© Fi S. J. Brown

Y2K – Looking back and Forward

Almost twenty years ago at midnight clocks were waiting to strike twelve at the start of a new millennium. I remember my friend Iain’s sister asking me ‘how will we know if the world has ended’ – she like many others were caught up in the ‘millennium bug’ hype. With Iain himself saying the first words I heard of the year 2000 – ‘I can’t get my cork out’ (he meant champagne for those of you with dirty minds). The world was changing with every bang of fireworks I saw rippling across the city, and almost felt an innocence was being lost (not sure if was my own, the world or both).

Twenty years on and the world continues to change, with one step forward and two backwards as we no longer accept old ways and embraced new ones (not always for the better). I am still a free spirit that does not like being caged, and finally found the key to that freedom as rid myself of the beast in my head that let negativity to self hate make their own nests. We have never been so connected, but yet I feel more apart than ever. The 2010’s were a frustrating decade as well, but surviving the battles just make me more determined than ever to bite back with karma at my side.

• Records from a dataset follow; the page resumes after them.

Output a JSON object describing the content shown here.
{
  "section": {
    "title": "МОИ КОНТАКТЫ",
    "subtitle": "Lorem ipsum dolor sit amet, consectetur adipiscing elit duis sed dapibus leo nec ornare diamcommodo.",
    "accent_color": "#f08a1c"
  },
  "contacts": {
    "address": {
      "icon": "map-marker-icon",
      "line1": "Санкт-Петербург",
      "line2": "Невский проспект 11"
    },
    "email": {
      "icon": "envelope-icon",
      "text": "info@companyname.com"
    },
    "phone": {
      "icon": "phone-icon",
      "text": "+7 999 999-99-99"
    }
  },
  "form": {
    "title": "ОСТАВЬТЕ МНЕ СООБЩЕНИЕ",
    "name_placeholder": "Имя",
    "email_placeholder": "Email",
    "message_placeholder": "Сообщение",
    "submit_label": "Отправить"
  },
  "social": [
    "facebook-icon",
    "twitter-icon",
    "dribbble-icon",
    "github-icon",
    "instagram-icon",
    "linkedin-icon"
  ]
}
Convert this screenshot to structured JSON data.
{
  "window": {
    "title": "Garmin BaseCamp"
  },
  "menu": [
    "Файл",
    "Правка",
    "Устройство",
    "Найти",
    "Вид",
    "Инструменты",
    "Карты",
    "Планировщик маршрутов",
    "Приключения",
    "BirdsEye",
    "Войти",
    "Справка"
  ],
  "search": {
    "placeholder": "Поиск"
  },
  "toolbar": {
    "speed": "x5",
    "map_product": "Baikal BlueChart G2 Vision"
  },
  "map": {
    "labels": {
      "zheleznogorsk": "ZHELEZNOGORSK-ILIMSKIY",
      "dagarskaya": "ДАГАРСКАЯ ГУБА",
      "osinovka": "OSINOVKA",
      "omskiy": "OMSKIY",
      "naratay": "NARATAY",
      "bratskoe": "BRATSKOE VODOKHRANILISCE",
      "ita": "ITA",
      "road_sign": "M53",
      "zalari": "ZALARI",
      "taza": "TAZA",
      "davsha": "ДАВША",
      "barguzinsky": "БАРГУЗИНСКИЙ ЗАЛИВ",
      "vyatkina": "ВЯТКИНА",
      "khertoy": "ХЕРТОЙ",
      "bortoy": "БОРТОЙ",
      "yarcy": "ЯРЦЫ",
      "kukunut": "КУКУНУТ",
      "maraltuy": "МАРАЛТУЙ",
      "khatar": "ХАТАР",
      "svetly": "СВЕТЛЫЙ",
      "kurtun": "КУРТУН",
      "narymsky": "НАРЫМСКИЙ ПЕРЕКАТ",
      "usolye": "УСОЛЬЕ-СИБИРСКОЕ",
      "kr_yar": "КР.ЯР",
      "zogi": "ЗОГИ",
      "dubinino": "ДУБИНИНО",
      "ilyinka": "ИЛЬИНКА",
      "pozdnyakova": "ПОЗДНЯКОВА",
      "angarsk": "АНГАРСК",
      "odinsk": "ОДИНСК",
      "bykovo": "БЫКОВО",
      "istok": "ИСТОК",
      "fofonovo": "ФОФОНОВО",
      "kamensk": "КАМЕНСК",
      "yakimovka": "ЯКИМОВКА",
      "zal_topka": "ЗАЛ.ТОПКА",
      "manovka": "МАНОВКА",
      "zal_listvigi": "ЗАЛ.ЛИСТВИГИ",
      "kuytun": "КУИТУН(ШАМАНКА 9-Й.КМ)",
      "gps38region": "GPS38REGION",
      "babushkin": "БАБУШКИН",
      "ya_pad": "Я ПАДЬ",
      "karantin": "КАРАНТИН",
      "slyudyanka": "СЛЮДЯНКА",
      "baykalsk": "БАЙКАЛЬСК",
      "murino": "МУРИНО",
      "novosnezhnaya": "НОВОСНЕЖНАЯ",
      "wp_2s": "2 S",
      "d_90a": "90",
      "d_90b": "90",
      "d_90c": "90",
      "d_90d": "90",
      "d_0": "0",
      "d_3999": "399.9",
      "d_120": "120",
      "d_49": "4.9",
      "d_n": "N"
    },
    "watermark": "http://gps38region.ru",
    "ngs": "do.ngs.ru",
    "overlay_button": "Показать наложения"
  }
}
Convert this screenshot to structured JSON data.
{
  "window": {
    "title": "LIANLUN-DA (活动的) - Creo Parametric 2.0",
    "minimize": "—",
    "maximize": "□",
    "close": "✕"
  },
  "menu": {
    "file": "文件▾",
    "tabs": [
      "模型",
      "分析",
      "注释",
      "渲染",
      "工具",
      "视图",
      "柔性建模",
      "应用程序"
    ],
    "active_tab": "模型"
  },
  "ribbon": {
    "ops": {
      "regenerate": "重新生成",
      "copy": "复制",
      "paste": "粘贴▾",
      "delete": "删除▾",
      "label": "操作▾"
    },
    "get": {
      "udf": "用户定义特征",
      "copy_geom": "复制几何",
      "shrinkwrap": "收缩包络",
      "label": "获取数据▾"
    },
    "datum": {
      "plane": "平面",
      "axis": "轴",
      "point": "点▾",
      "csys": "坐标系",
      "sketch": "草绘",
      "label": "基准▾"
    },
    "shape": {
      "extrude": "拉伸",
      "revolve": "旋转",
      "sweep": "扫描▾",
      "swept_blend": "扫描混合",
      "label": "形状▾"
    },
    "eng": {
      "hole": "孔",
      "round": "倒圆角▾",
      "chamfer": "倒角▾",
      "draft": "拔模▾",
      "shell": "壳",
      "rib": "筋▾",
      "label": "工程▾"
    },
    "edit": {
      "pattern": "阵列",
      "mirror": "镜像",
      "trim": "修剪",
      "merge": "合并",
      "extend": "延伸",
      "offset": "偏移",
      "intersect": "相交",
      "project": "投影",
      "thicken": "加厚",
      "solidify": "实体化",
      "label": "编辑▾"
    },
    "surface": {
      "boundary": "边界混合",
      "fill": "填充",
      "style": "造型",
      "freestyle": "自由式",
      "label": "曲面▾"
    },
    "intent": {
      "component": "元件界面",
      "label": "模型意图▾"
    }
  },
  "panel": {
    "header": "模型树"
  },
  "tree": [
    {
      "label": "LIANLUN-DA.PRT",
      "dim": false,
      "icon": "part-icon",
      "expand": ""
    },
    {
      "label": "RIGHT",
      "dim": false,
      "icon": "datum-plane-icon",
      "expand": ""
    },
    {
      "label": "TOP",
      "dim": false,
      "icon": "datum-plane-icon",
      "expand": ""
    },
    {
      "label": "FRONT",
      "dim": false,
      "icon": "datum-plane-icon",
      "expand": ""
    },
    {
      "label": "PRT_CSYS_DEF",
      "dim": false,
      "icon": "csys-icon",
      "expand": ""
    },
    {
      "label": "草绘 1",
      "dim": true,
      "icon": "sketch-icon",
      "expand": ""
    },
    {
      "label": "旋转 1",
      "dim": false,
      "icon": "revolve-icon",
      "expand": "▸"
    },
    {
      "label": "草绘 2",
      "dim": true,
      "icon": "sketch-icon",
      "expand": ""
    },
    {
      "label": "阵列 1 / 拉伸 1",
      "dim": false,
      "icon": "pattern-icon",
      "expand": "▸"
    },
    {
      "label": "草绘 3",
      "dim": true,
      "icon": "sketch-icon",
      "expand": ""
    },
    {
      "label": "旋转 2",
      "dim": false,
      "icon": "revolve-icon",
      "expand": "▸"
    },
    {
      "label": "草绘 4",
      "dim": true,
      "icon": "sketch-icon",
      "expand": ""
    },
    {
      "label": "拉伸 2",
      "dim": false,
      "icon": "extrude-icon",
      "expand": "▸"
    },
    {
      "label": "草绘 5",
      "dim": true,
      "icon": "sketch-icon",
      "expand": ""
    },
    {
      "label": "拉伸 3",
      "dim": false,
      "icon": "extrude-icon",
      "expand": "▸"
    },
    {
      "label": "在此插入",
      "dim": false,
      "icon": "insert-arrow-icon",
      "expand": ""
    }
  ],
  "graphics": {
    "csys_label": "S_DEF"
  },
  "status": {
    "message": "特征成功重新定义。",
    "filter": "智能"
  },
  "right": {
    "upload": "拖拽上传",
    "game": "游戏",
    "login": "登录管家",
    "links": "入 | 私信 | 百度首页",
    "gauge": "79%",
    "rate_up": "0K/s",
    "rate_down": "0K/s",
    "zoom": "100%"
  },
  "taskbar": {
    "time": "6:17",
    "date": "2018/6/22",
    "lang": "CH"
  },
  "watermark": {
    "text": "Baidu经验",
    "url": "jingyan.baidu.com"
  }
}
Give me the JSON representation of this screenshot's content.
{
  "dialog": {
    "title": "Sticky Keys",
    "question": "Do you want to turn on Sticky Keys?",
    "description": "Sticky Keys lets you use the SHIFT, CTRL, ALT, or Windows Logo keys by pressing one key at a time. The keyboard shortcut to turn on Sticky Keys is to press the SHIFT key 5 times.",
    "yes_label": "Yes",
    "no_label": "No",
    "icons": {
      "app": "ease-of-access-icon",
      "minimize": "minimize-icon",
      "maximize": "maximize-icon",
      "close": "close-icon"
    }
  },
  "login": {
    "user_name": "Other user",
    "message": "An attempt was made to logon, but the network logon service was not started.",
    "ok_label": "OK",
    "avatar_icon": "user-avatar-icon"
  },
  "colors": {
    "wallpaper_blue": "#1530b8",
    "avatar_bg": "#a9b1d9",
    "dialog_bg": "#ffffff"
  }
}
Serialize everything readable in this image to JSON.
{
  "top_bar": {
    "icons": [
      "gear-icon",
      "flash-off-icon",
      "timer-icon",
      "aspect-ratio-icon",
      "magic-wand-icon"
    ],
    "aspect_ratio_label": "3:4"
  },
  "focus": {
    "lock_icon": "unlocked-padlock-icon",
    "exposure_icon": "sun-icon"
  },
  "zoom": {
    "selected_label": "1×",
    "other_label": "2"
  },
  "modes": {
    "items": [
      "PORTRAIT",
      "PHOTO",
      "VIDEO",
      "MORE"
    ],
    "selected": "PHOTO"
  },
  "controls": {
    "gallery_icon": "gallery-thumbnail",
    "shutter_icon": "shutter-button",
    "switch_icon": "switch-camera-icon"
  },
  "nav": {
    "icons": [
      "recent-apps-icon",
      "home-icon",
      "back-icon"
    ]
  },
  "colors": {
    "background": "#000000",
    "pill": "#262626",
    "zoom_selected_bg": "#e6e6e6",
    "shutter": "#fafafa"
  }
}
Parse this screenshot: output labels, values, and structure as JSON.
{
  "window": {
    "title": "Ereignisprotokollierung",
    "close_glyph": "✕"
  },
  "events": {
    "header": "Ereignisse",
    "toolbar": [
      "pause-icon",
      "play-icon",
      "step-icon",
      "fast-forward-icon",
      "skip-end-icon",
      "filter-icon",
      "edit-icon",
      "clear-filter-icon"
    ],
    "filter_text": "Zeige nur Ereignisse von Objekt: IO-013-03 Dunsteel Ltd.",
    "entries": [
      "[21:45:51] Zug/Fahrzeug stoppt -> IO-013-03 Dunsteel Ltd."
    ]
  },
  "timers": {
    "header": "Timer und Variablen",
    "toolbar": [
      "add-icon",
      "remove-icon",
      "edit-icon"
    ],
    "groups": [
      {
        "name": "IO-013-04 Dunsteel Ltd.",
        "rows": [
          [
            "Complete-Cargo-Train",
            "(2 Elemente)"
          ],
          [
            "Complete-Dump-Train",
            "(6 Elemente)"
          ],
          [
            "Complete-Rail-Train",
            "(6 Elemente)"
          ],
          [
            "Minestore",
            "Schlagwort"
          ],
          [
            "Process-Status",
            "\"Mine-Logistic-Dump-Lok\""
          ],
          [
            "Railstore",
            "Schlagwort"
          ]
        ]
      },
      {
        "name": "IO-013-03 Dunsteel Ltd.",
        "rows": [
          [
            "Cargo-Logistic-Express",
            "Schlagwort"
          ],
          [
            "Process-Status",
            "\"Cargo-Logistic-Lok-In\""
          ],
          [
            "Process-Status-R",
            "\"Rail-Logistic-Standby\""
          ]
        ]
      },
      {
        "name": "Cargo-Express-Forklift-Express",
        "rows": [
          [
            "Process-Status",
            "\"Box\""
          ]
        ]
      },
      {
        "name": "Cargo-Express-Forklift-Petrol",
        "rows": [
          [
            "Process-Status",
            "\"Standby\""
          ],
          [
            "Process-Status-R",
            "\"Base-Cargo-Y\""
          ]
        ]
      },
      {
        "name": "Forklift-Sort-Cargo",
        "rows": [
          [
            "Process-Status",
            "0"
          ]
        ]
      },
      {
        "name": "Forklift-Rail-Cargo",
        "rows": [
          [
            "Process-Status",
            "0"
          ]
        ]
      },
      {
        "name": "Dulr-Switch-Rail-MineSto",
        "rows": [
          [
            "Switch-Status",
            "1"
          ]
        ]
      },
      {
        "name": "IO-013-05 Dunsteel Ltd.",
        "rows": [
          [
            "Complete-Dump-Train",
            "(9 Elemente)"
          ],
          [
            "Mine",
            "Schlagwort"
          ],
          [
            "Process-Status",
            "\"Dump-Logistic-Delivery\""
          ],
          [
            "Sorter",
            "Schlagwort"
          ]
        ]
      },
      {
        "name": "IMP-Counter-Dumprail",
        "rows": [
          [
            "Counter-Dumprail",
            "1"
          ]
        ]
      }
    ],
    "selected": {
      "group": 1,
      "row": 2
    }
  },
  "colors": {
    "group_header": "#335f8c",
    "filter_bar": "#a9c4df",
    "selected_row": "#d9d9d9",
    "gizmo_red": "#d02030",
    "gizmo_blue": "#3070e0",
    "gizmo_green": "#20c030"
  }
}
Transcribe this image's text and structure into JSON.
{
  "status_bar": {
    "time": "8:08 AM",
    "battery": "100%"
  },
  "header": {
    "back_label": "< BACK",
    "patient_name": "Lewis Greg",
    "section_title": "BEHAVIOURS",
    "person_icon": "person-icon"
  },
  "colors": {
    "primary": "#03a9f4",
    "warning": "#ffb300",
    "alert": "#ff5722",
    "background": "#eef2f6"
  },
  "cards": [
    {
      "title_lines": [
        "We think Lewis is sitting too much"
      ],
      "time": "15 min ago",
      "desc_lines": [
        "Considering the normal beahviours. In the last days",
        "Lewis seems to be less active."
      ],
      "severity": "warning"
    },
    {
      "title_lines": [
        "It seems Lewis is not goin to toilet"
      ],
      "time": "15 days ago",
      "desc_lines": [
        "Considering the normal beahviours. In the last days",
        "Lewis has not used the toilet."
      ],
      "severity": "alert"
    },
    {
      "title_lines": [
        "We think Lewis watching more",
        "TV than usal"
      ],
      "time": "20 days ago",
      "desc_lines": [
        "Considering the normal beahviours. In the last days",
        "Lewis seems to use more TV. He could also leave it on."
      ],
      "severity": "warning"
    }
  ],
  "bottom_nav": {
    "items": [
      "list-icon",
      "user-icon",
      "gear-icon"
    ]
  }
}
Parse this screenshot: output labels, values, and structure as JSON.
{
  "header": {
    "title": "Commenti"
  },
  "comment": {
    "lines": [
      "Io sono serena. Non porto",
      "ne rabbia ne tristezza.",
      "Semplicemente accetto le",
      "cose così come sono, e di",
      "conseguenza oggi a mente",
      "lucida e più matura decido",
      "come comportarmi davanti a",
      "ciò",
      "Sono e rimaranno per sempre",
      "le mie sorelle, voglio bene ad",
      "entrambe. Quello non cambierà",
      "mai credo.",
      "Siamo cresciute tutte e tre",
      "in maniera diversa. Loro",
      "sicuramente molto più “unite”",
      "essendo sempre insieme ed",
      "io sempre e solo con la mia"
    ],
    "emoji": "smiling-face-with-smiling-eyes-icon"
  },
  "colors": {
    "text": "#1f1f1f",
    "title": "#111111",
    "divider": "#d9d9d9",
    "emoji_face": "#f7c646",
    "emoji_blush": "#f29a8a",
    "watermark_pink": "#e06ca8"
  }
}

As to the next twenty years, what will they bring? We don’t have the jet packs to flying cars we thought we would have, but the robots look less human yet Siri and Alexa are in many ways the things of science fiction books. We need to continue to focus on the good in life, not comparing our lives with others, and be empathetically compassionate. Fear has been allowed to suffocate us for too long, it’s time to fight back with light to conquer those that want darkness and slaves of us.

Meantime, whatever it brings we are stronger together than apart, and hope the start to the third decade of the 21st century brings us all happiness, good health (mental and physical) and all we could wish for.

© Fi S. J. Brown